May 23, 2012

I wanted to share this since I just talked about it Monday.  The information below was posted by the Fibromyalgia Network.
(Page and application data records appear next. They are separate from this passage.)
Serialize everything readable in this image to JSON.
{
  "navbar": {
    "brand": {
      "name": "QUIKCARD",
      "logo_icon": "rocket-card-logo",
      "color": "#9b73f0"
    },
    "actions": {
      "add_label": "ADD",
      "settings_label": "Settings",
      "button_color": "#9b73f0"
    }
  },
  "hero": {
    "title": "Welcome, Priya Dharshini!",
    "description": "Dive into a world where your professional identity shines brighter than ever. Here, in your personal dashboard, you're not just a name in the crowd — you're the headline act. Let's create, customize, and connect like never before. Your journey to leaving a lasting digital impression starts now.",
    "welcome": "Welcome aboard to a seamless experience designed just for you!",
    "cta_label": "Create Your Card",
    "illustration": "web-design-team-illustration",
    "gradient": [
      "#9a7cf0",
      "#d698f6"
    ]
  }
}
Research on Fibromyalgia Skin Sensitivities
Does your skin burn or itch? Do you frequently get rashes that just won’t go away? According to Charles Lapp, M.D., who treats hundreds of people with fibromyalgia at his center in Charlotte, NC, “fibromyalgia-related rashes occur in the majority of patients that I see.” Lapp, along with another experienced physician, Daniel Wallace, M.D., of UCLA, agrees that skin sensitivities are common in fibro. So what is it about your skin and its related tissues that make them so sensitive? Studies during the past 20 years may help explain why your skin is such a nagging issue. •Xavier Caro, M.D., of Northridge, CA, performed most of the early research in this field to show that there was a high concentration of immune-reactive proteins in the area just beneath the surface of the skin. He theorized that these proteins had escaped through larger-than-normal pores in the blood vessels supplying the skin, and they could be a source of immunological reactions because the body would view them as “foreign” substances in the skin tissues (i.e., it is not normal for these proteins to pass through the blood vessels). •Although Caro’s findings point to an immunological disruption in the skin of patients with fibromyalgia, they are commonly seen in conditions where the microcirculation (the capillaries and small blood vessels) has undergone changes. Haiko Sprott, M.D., of Switzerland, reported that the number of capillaries in the skin of fibromyalgia patients were significantly reduced and irregular in shape. The amount of blood flow to the peripheral tissues (such as the skin) was substantially reduced as well. •A Swedish team found a fourfold increase in the number of mast cells in the skin of fibromyalgia patients. Mast cells, part of the immune system, are filled with many chemicals such as histamine and cytokines (both can cause painful irritation in the surrounding tissues when released from the mast cells). Neurological impulses can cause mast cells to dump their contents (degranulate), eliciting a neuro-immune response. The authors of this study point out that, perplexing, the mast cells are degranulated in areas where the skin looks “normal.” In other words, the surface of the skin does not convey the immunological, neurological, and blood flow abnormalities that are occurring in the tissues below!
Taken together, the above findings may help explain why you are often troubled with rashes that are difficult-to-treat. Even if the skin appears normal on the surface, there is a lot going on beneath the surface to fuel your skin irritations and itchy/burning sensations.

%d bloggers like this: